O'Neill, the largest seller of wetsuits in the United States, agreed to pay a $10,000 civil penalty to settle allegations that it failed to accurately list the fiber content of its garments in violation of federal law and a 1992 Commission order. The previous order had settled allegations that O'Neill violated the Textile Fiber Products Identification Act by mislabeling certain wetsuits. Since that time, the company has allegedly sold thousands of mislabeled wetsuits. In addition to paying the civil penalty, O'Neill is permanently barred from future violations of the 1992 order, which requires compliance with the Textile Act.
T.C.A., Inc.; Stephen Lawrence; Effie Pappas
Two principal officials of a collection agency, T.C.A., paid $25,000 in civil penalties to settle allegations that they violated the Fair Debt Collection Practices Act when they or their collectors used abusive and deceptive practices in attempting to collect debts from consumers. The settlement originally imposed a $100,000 judgment, but $75,000 was suspended if the remaining $25,000 was paid by a certain date. In addition to requiring the civil penalties, the consent order permanently enjoins the defendants from engaging in further violations of the Act.
Tower Loan of Mississippi, Inc.
Tower Loan, a consumer loan and finance company, agreed to pay close to $380,000 to settle allegations that it violated a 1992 Commission order, which had settled earlier allegations that the company did not include the costs of credit-related insurance when making loan disclosures to consumers. The Commission alleged that Tower Loan failed to make full redress payments to its customers as required by the earlier order and that it incorrectly described how it calculated redress in a report to the Commission. The current consent decree requires Tower Loan to pay almost $280,000 to make full consumer redress and to pay a civil penalty of $100,000.
United Compucred Collections, Inc.; Arthur B. Stineman
United Compucred and its president are permanently banned from sending out "attorney" letters under a consent order settling allegations that they violated the terms of two previous Commission orders. The previous orders were issued against the debt collection agency in 1976 and 1980 for allegedly making deceptive threats of legal action and misleading references to attorneys in debt collection letters sent to consumers. The current order prohibits the defendants from violating any provisions of the two previous orders and from violating the Fair Debt Collection Practices Act. It requires the company and Arthur Stineman to pay civil penalties of $55,000 and $5,000, respectively.
Venus Enterprises, Inc.; Balram Hingorani
Venus Enterprises, an importer of women's clothes, and company president Balram Hingorani agreed to pay a $4,000 civil penalty to settle allegations that the company mislabeled the care instructions on various garments made of rayon. The clothes shrank significantly when consumers hand-washed them as instructed, the Commission said. The consent order prohibits the defendants from violating the Care Labeling Rule in the future.

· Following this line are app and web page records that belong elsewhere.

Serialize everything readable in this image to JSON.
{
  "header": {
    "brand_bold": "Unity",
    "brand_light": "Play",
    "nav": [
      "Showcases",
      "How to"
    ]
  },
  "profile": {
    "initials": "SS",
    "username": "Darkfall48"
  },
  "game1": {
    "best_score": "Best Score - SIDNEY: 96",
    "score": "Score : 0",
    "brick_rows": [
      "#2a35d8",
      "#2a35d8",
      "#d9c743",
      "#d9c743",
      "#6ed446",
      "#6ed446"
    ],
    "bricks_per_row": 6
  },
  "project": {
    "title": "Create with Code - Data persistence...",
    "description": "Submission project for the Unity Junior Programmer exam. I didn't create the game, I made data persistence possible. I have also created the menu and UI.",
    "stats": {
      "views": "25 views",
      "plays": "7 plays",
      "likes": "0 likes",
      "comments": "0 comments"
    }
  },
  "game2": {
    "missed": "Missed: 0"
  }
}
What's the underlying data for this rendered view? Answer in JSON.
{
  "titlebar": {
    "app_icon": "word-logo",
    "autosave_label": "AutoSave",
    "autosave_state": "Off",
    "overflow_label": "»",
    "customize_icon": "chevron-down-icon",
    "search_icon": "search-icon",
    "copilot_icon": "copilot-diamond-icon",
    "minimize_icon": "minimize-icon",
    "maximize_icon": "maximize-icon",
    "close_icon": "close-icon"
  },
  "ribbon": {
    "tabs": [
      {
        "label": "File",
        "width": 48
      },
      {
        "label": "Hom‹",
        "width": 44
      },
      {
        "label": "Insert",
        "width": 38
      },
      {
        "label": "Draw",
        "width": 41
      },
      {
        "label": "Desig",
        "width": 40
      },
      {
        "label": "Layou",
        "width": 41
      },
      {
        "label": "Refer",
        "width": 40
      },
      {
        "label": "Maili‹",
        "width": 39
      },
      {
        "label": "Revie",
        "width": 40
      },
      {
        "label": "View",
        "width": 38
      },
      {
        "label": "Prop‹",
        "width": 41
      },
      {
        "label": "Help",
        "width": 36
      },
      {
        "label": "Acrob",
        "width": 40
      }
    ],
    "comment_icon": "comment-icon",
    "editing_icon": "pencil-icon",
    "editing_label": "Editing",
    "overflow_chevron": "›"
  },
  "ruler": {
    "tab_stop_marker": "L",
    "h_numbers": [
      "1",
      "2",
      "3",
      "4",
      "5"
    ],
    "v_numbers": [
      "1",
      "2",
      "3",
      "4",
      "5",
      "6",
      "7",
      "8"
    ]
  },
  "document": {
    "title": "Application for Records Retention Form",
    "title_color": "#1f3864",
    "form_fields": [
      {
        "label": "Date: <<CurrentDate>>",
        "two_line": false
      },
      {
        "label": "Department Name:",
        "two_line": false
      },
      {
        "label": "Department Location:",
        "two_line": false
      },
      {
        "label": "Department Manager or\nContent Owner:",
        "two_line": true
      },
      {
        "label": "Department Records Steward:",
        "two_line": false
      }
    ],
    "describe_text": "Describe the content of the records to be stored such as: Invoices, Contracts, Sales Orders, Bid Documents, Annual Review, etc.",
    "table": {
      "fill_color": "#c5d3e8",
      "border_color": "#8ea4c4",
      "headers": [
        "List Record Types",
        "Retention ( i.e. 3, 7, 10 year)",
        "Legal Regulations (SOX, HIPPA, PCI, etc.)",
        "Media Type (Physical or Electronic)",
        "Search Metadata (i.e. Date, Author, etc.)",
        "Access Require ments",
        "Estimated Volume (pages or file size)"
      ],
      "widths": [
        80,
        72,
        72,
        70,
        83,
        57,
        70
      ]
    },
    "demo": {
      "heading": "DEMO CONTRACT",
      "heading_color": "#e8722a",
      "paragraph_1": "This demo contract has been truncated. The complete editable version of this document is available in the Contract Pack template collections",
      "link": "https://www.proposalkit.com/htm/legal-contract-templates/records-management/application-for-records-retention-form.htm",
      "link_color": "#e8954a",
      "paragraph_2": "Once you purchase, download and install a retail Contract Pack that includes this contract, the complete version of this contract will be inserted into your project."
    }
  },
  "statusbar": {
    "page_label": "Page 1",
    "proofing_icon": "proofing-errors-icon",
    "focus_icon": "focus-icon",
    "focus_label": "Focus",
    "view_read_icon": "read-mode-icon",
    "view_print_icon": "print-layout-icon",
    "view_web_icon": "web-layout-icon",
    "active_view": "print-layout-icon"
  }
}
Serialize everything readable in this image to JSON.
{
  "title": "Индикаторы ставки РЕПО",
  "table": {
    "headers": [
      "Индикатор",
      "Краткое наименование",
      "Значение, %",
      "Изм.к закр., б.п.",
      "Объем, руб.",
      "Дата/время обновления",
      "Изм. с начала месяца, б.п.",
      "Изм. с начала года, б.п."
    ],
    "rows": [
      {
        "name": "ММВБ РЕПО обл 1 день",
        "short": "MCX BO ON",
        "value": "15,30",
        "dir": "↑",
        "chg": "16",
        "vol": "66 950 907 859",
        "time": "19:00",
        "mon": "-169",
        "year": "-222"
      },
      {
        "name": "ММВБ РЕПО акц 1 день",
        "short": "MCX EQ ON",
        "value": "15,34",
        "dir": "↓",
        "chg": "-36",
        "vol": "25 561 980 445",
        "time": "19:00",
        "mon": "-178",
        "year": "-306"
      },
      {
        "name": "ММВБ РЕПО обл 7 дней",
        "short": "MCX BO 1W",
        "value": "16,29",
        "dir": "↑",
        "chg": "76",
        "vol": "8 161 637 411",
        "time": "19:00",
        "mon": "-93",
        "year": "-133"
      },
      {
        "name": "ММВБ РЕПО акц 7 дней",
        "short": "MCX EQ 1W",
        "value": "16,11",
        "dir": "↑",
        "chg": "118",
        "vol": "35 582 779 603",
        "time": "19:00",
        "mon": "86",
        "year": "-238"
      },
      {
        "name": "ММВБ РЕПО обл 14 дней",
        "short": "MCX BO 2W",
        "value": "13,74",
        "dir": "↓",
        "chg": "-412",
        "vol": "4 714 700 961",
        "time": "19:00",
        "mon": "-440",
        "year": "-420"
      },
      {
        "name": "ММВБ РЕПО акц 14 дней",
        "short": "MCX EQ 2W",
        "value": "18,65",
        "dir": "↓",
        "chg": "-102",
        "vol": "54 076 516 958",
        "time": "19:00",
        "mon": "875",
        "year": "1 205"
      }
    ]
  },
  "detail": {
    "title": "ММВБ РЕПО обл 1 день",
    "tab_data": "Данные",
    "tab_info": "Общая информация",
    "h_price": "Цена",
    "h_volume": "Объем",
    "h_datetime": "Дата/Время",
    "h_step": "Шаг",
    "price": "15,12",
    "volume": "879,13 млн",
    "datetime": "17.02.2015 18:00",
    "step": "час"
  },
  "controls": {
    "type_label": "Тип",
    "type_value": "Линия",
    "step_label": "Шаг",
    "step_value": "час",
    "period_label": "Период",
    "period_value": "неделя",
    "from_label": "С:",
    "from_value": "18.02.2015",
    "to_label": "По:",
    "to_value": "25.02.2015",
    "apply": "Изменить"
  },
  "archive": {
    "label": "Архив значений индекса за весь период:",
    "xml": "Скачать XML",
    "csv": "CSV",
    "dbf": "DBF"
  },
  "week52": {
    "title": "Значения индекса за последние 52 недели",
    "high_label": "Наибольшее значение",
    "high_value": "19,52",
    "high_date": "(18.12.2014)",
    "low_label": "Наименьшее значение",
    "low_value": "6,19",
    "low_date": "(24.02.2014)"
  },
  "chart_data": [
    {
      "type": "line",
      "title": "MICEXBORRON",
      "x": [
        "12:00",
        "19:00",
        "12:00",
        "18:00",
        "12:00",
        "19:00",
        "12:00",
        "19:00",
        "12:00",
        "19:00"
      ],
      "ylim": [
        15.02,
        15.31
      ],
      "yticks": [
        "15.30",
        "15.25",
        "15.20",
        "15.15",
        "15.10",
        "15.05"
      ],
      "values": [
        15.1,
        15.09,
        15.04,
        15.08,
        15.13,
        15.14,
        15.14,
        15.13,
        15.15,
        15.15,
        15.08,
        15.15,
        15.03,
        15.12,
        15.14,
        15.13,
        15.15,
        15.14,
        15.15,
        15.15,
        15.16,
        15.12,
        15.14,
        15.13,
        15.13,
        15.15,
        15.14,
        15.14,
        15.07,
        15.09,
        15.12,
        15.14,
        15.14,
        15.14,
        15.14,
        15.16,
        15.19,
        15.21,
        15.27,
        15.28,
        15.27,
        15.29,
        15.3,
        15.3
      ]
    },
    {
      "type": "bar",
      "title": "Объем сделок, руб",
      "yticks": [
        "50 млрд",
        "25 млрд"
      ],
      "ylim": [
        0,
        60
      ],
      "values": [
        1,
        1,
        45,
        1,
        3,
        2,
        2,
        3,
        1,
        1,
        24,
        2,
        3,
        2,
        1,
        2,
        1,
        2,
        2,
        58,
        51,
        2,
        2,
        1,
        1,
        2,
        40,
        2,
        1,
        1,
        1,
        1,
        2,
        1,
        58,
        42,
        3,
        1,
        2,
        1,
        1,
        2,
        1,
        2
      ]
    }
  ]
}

WestPoint-Stevens, one of the biggest textile manufacturers in the United States, agreed to settle allegations that it violated the Textile Fiber Products Identification Act by misbranding the sheets and towels it manufactures and sells. The company allegedly indicated that its sheets and towels were made entirely of Pima cotton (a premium cotton) when, in fact, the products contained only 6% to 50% Pima cotton. In addition, according to the Commission, the company furnished a false guarantee that its textile products were not misbranded under the Textile Act. The company is required to pay a $360,000 civil penalty, the largest civil penalty even obtained in a Textile Act case, and is prohibited from future violations of the Act.